Take the case of the plant, St. John's wort. It is a natural source of an anti-depressant S.S.R.I. (Selective Serotonin Re-uptake Inhibitor) but one has no way of knowing if one is taking a therapeutic dose, an overdose or no dose at all.  In fact if one wishes to militate against Bigness one might consider the twenty-five billion dollar domestic dietary supplement market which Sen. Orrin Hatch has been pandering for over the past forty years much to the benefit of his son (lobbyist), grandson and son-in-law (family business).

Government is so massive with so many levels of operation it has become the favorite whipping boy of disgruntled voters inflamed by right-wing politicians. It gets attacked for inefficiencies, ponderous regulations, cost over-runs and calloused indifference. Yet much of the problem is due to budget short-falls and on the federal level, politically appointed, ill-equipped department heads whose mission it is to destroy or undermine their office. The Republican agenda has, at its core, the dismantling of government except as it pertains to so-called Defense.

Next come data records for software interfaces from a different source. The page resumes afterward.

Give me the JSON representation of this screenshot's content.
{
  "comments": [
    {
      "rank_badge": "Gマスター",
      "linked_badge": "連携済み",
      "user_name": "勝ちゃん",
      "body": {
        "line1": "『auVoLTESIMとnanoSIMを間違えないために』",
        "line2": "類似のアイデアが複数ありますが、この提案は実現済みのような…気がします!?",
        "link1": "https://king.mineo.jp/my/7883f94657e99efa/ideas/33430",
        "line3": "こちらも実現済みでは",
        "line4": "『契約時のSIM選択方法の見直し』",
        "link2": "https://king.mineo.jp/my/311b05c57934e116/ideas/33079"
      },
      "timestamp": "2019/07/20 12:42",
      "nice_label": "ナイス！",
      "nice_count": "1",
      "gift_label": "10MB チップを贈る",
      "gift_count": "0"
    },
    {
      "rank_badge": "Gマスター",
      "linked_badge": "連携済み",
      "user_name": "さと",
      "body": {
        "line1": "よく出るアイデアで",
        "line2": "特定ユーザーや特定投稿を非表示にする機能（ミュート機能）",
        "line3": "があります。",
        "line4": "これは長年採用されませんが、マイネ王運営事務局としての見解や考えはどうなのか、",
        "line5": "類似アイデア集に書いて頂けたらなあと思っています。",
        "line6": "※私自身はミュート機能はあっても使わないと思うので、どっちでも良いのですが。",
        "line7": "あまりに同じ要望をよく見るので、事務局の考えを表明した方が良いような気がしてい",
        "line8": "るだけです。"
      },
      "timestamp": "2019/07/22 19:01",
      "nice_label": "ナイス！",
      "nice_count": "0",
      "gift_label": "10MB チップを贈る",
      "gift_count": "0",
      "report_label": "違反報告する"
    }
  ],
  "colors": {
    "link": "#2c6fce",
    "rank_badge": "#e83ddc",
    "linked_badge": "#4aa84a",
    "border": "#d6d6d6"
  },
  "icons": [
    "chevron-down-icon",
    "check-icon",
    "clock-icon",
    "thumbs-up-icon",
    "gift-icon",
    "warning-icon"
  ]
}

In fact the Federal Government stands as the only institution powerful enough to stand up to unbridled corporate-greed and monopoly Capitalism. Big is necessary to fight Big.

Big government provides us with retirement income (our own money), with healthcare, safe water, air traffic control, breathable air, regulation of medications, subsidized education and housing for the less advantaged, National Parkland, support for the Arts, highway system, first responders and many more public services. It is called Civilization. It may be hard to embrace because it is so big. It’s a Big Deal, the sort of deal our president does not understand.

Saturday, February 3, 2018

Dictatorship, American Style



There is a specter falling over America. A menace. The man elected by fluke is a fake. A fraudulent populist who lost the popular vote. A stuffed, hollow man who inhales Hannity and exhales something Hitlerian. A miasma has spread over the heartland. He stumps and harrumphs stirring the brew and serving the grapes of wrath from a poisoned cup.

He has trampled on Madison, Hamilton and Jefferson whether by ignorance or malice. We are witness to a usurpation of power. An overthrow of the justice system. The high court is stacked. Congress has been bought and bamboozled. The Brothers Koch are the American version of the family Krupp.

The man who would be king doesn’t look toward the Constitution. He looks to the Hapsburgs, Bourbons and the Czars, particularly to the present one. He demands flattery and fealty. He rules by privileged breeding. By superlatives and decrees.

He crushes the opposition with his infantile vocabulary speaking in two voices: a soporific drone read from a teleprompter or a petulant chirp-blurt in fluent locker-room language revealing an arrested development. He is naked of compassion and humanity. His mind is open like a sieve, all ideas falling through. His mouth is open at all times to celebrate himself. The emperor has no close.

Without a trace of nobility, our monarch rules from his throne of a golden toilet seat in Versailles Tower high above 5th Ave. Below are burst bubbles, a wreckage of deported hopes and dreams. America has taken a knee. The shambles of our precepts are unrecognizable to our Founders. The inscription on Lady Liberty gurgles under water.

One day Mar-a-Lago, literally from sea to lake, with its thirty-three bathrooms, will also be submerged under a rising ocean. The bloated billionaire ship of state will run aground like a beached whale. New wind will pass through the bones and the poet’s voice will emerge making an Aeolian harp* of the harpooned Leviathan... strung with Donald's corn-husked hair. It will beat to the rhythm of the Imperial President pacing back and forth and Robert Mueller’s gavel.

·     
       *Robert Graves from his Collected Talks and Essays On Poetry